* _What is needed_:
In the entries below, every line with the string "title" is to be reported.

* _Data listing_:

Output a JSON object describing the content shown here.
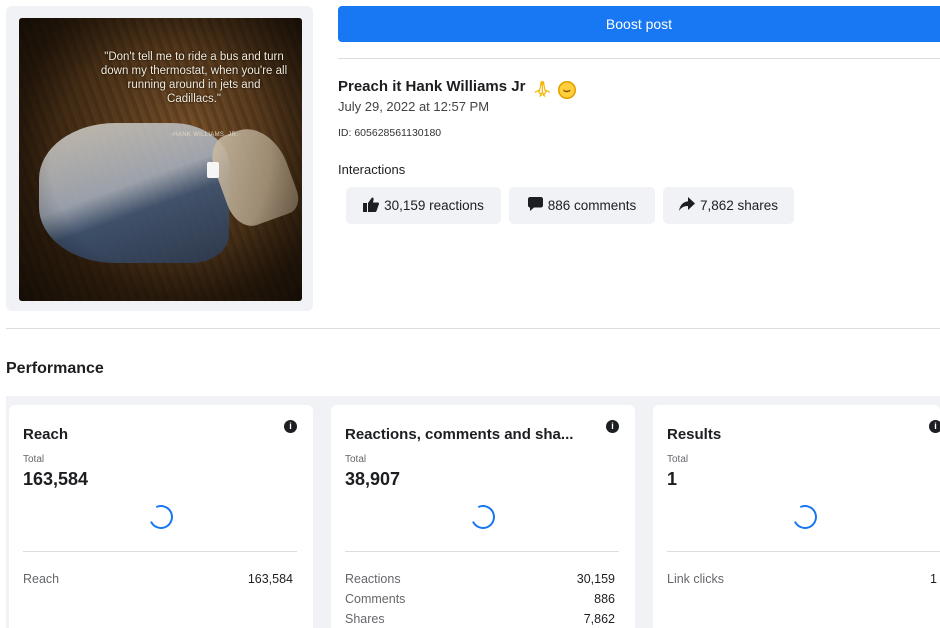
{
  "post": {
    "image_quote": "\"Don't tell me to ride a bus and turn down my thermostat, when you're all running around in jets and Cadillacs.\"",
    "image_attribution": "-HANK WILLIAMS, JR.",
    "boost_label": "Boost post",
    "title": "Preach it Hank Williams Jr",
    "date": "July 29, 2022 at 12:57 PM",
    "id_text": "ID: 605628561130180",
    "interactions_label": "Interactions",
    "chips": {
      "reactions": "30,159 reactions",
      "comments": "886 comments",
      "shares": "7,862 shares"
    }
  },
  "performance": {
    "title": "Performance",
    "cards": [
      {
        "title": "Reach",
        "total_label": "Total",
        "total": "163,584",
        "rows": [
          {
            "label": "Reach",
            "value": "163,584"
          }
        ]
      },
      {
        "title": "Reactions, comments and sha...",
        "total_label": "Total",
        "total": "38,907",
        "rows": [
          {
            "label": "Reactions",
            "value": "30,159"
          },
          {
            "label": "Comments",
            "value": "886"
          },
          {
            "label": "Shares",
            "value": "7,862"
          }
        ]
      },
      {
        "title": "Results",
        "total_label": "Total",
        "total": "1",
        "rows": [
          {
            "label": "Link clicks",
            "value": "1"
          }
        ]
      }
    ]
  },
  "colors": {
    "accent": "#1877f2",
    "chip_bg": "#f0f2f5",
    "divider": "#dadde1"
  },
  "icons": {
    "reactions": "thumbs-up-icon",
    "comments": "comment-bubble-icon",
    "shares": "share-arrow-icon",
    "info": "info-icon",
    "loading": "loading-spinner-icon"
  }
}
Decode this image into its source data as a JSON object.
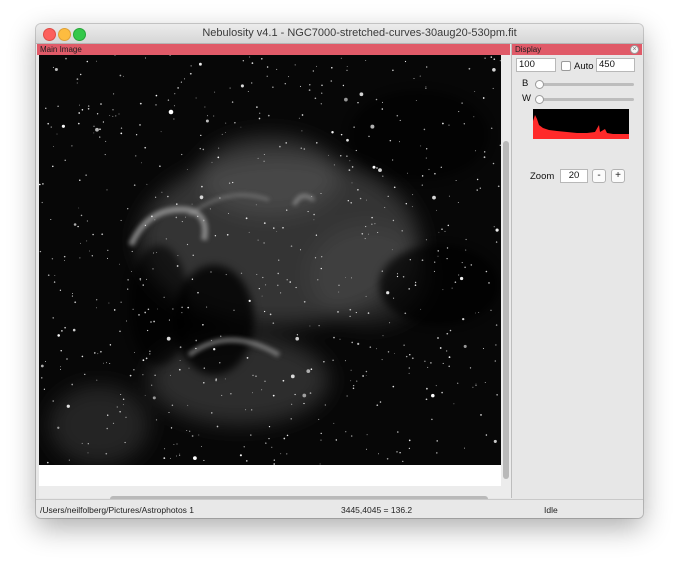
{
  "window": {
    "title": "Nebulosity v4.1 - NGC7000-stretched-curves-30aug20-530pm.fit"
  },
  "main_pane": {
    "header": "Main Image"
  },
  "display_panel": {
    "header": "Display",
    "low_value": "100",
    "high_value": "450",
    "auto_label": "Auto",
    "auto_checked": false,
    "b_label": "B",
    "w_label": "W",
    "zoom_label": "Zoom",
    "zoom_value": "20",
    "zoom_out_label": "-",
    "zoom_in_label": "+"
  },
  "status": {
    "path": "/Users/neilfolberg/Pictures/Astrophotos 1",
    "coords": "3445,4045 = 136.2",
    "state": "Idle"
  },
  "colors": {
    "pane_header": "#e05a68",
    "histogram": "#ff2a2a"
  }
}
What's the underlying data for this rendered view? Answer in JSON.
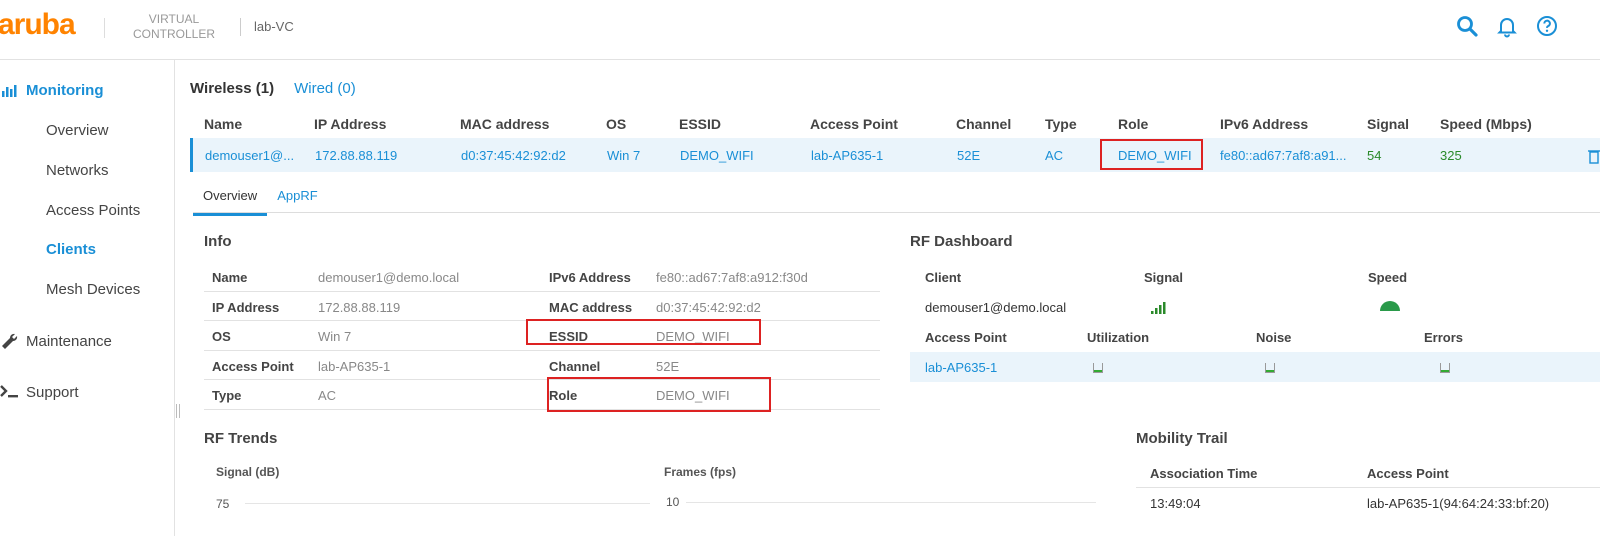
{
  "header": {
    "logo": "aruba",
    "product_line1": "VIRTUAL",
    "product_line2": "CONTROLLER",
    "vc_name": "lab-VC",
    "icons": [
      "search-icon",
      "bell-icon",
      "help-icon"
    ],
    "accent": "#1a8fd6"
  },
  "sidebar": {
    "monitoring": "Monitoring",
    "items": [
      "Overview",
      "Networks",
      "Access Points",
      "Clients",
      "Mesh Devices"
    ],
    "active_item": "Clients",
    "maintenance": "Maintenance",
    "support": "Support"
  },
  "client_tabs": {
    "wireless": "Wireless (1)",
    "wired": "Wired (0)"
  },
  "client_table": {
    "columns": [
      "Name",
      "IP Address",
      "MAC address",
      "OS",
      "ESSID",
      "Access Point",
      "Channel",
      "Type",
      "Role",
      "IPv6 Address",
      "Signal",
      "Speed (Mbps)"
    ],
    "row": {
      "name": "demouser1@...",
      "ip": "172.88.88.119",
      "mac": "d0:37:45:42:92:d2",
      "os": "Win 7",
      "essid": "DEMO_WIFI",
      "ap": "lab-AP635-1",
      "channel": "52E",
      "type": "AC",
      "role": "DEMO_WIFI",
      "ipv6": "fe80::ad67:7af8:a91...",
      "signal": "54",
      "speed": "325"
    }
  },
  "detail_tabs": {
    "overview": "Overview",
    "apprf": "AppRF"
  },
  "info": {
    "title": "Info",
    "left": [
      {
        "label": "Name",
        "value": "demouser1@demo.local"
      },
      {
        "label": "IP Address",
        "value": "172.88.88.119"
      },
      {
        "label": "OS",
        "value": "Win 7"
      },
      {
        "label": "Access Point",
        "value": "lab-AP635-1"
      },
      {
        "label": "Type",
        "value": "AC"
      }
    ],
    "right": [
      {
        "label": "IPv6 Address",
        "value": "fe80::ad67:7af8:a912:f30d"
      },
      {
        "label": "MAC address",
        "value": "d0:37:45:42:92:d2"
      },
      {
        "label": "ESSID",
        "value": "DEMO_WIFI"
      },
      {
        "label": "Channel",
        "value": "52E"
      },
      {
        "label": "Role",
        "value": "DEMO_WIFI"
      }
    ]
  },
  "rf_dashboard": {
    "title": "RF Dashboard",
    "client_headers": [
      "Client",
      "Signal",
      "Speed"
    ],
    "client_name": "demouser1@demo.local",
    "ap_headers": [
      "Access Point",
      "Utilization",
      "Noise",
      "Errors"
    ],
    "ap_name": "lab-AP635-1"
  },
  "rf_trends": {
    "title": "RF Trends",
    "signal_label": "Signal (dB)",
    "signal_tick": "75",
    "frames_label": "Frames (fps)",
    "frames_tick": "10"
  },
  "mobility": {
    "title": "Mobility Trail",
    "headers": [
      "Association Time",
      "Access Point"
    ],
    "row": {
      "time": "13:49:04",
      "ap": "lab-AP635-1(94:64:24:33:bf:20)"
    }
  }
}
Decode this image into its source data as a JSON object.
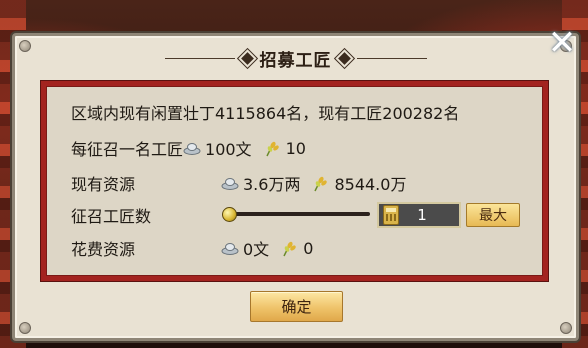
{
  "dialog": {
    "title": "招募工匠",
    "close_icon": "close-icon",
    "summary": "区域内现有闲置壮丁4115864名，现有工匠200282名",
    "cost_per": {
      "label": "每征召一名工匠",
      "silver": "100文",
      "grain": "10"
    },
    "resources": {
      "label": "现有资源",
      "silver": "3.6万两",
      "grain": "8544.0万"
    },
    "recruit": {
      "label": "征召工匠数",
      "slider_fraction": 0,
      "quantity": "1",
      "max_label": "最大"
    },
    "spend": {
      "label": "花费资源",
      "silver": "0文",
      "grain": "0"
    },
    "confirm_label": "确定"
  },
  "icons": {
    "silver": "silver-ingot-icon",
    "grain": "grain-icon",
    "calculator": "calculator-icon"
  },
  "colors": {
    "panel_border": "#a3231f",
    "dialog_bg": "#e9e2d3",
    "button_gold": "#efc36a"
  }
}
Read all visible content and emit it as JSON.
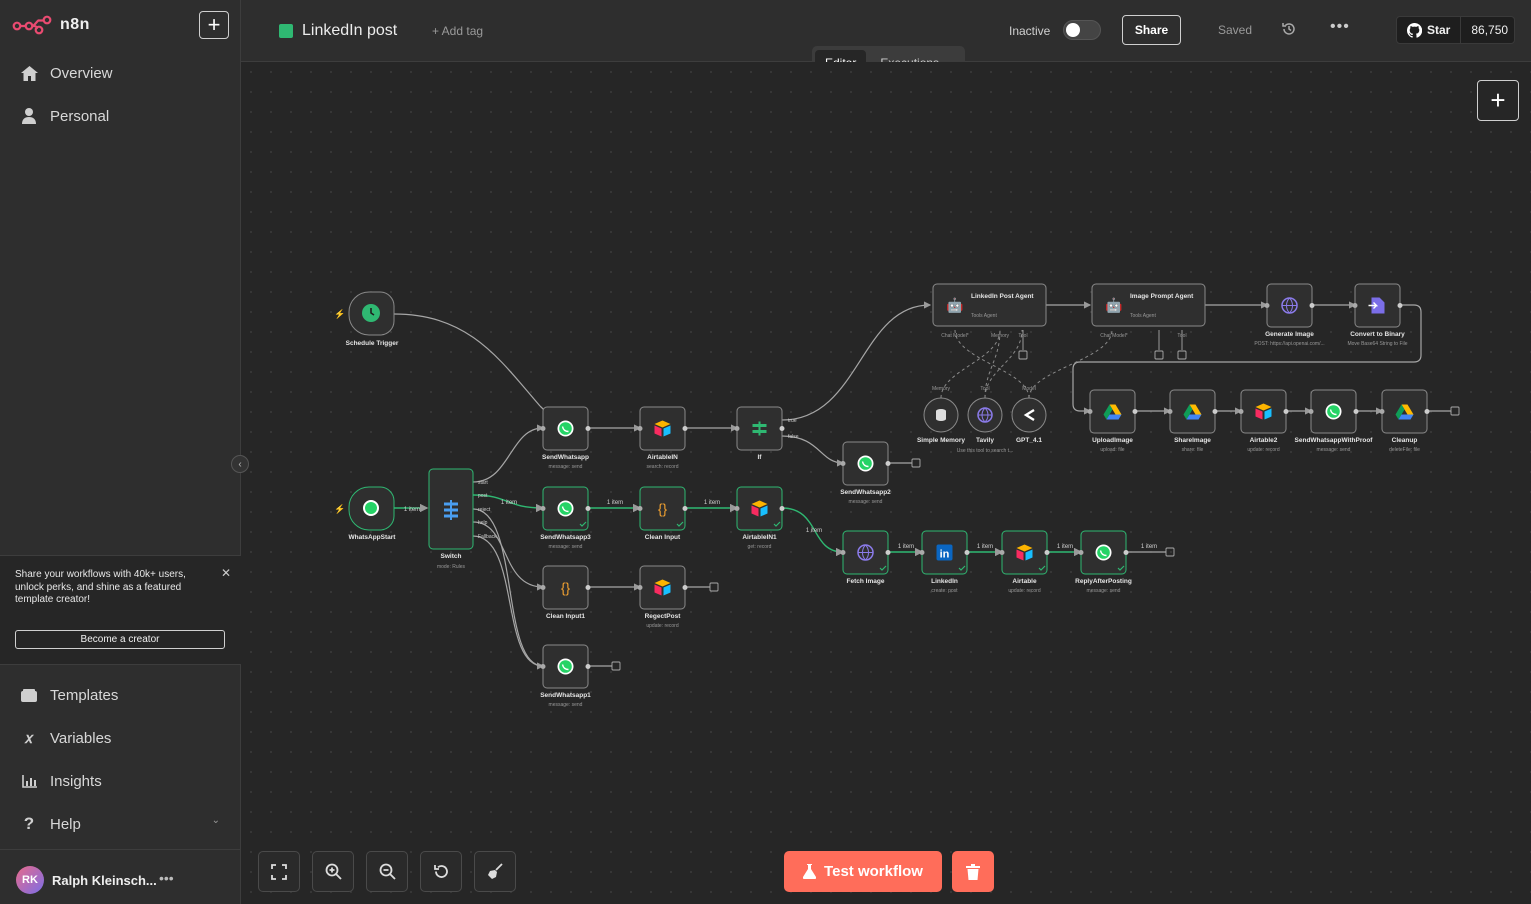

* _Answer_:
    "title": "Preach it Hank Williams Jr",
    "title": "Performance",
        "title": "Reach",
        "title": "Reactions, comments and sha...",
        "title": "Results",
    "title": "Nebulosity v4.1 - NGC7000-stretched-curves-30aug20-530pm.fit"
    "title": "Info",
    "title": "RF Dashboard",
    "title": "RF Trends",
    "title": "Mobility Trail",
    "title": "招募工匠",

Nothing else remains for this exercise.